In this case, Seiko eschewed the automatic mechanical movement for the more accurate 7C46 caliber, a quartz movement designed specifically for Diver’s watches. They went on sale this summer for $2,400 and $1,450.
Seiko’s history and innovation in the field of professional and recreational divers’ watches is every bit as rich and accomplished as legendary Swiss watchmakers such as Rolex, Omega and Blancpain, and the Japanese watchmaker is recognized and respected in Switzerland for the quality of its modern timekeepers.
Seiko has won prizes for its watches at the Grand Prix d’Horlogerie de Genève (GPHG) on multiple occasions. Its Spring Drive Spacewalk Commemorative Edition was named the Sports Watch of the Year in 2010 and was praised for being the only watch in the world designed from scratch to be worn during a spacewalk.
In 2019, Seiko’s titanium Prospex LX, which also uses the Spring Drive movement, earned the gong in GPHG’s Diver’s Watch category and is now, arguably, Seiko’s signature watch.

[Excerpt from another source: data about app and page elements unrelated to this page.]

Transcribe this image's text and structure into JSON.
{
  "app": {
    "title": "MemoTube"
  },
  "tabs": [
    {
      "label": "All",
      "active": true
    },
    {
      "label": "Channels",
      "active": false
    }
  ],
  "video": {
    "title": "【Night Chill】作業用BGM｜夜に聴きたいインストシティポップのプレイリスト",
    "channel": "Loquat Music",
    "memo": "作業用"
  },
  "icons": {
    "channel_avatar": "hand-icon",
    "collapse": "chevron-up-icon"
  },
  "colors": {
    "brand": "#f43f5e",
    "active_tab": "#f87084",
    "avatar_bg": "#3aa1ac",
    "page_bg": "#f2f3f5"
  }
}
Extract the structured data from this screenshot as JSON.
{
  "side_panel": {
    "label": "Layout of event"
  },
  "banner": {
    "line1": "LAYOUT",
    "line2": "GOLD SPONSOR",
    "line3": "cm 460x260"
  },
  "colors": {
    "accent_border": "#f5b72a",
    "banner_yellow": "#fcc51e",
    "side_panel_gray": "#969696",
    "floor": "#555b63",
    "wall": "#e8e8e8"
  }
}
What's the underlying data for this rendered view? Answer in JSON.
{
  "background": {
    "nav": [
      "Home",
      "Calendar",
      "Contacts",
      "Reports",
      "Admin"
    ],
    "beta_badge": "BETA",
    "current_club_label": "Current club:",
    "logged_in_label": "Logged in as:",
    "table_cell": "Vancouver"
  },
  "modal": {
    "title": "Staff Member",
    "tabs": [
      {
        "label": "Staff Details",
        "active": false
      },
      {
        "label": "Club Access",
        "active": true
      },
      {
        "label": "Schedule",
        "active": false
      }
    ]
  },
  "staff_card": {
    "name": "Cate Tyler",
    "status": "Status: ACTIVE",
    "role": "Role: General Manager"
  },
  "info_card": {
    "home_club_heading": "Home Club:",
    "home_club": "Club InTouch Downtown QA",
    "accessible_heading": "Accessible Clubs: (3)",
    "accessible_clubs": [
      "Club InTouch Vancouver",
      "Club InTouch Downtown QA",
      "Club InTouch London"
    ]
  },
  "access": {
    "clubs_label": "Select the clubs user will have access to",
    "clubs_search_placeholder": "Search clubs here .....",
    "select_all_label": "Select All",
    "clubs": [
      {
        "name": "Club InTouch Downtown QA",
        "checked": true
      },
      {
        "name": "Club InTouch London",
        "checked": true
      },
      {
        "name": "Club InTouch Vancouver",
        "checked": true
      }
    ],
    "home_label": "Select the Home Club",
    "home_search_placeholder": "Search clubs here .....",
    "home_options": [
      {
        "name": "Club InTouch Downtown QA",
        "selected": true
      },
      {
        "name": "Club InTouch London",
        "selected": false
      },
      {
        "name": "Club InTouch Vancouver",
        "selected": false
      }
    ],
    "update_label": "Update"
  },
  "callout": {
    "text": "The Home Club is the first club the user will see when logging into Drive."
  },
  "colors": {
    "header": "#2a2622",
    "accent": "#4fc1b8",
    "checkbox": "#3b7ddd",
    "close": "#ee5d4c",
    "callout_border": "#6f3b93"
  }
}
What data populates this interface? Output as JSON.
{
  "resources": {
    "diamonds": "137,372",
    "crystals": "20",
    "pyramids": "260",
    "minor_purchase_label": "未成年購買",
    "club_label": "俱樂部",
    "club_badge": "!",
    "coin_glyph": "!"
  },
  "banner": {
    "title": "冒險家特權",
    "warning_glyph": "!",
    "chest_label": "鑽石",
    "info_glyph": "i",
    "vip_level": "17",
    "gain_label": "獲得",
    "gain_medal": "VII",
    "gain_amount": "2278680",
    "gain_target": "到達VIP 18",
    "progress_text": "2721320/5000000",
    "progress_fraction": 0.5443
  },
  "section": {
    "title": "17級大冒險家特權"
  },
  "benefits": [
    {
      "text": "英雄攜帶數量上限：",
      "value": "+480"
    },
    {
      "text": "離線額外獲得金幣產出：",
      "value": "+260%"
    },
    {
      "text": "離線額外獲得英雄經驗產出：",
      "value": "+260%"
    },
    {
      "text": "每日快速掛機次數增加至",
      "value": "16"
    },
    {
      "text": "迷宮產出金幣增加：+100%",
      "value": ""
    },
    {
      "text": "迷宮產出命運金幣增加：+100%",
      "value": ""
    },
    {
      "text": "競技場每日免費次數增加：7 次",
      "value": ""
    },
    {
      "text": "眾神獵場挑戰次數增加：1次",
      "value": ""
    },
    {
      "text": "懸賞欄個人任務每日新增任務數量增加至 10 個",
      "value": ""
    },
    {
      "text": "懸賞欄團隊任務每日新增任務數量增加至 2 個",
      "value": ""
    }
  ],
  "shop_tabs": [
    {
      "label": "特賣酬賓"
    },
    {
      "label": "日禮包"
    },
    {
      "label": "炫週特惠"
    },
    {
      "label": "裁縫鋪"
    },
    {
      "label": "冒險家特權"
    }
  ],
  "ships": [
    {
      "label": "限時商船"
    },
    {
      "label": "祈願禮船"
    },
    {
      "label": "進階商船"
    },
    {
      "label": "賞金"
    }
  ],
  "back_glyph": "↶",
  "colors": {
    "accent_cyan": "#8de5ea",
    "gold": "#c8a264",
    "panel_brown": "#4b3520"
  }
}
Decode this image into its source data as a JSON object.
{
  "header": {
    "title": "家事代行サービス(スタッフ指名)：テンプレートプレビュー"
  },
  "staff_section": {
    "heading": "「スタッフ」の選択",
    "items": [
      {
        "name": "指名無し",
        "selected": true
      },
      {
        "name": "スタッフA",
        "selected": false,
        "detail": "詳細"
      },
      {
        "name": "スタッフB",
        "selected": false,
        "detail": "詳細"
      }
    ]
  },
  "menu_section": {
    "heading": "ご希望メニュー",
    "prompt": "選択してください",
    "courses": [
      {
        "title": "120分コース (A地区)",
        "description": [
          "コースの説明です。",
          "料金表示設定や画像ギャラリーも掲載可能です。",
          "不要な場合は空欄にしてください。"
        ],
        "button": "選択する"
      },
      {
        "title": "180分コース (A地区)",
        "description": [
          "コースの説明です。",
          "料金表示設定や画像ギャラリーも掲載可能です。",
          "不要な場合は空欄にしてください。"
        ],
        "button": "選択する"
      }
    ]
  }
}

Spring Drive takes precision to a new level for mechanical watches, achieving +/- 1 second per day accuracy and delivering its power perfectly to a smoothly sweeping seconds hand.
Its unique architecture and engineering also make it highly resistant to temperature and pressure variations; vital qualities that show the constant improvements seen over Seiko’s 55 years’ of watchmaking for divers.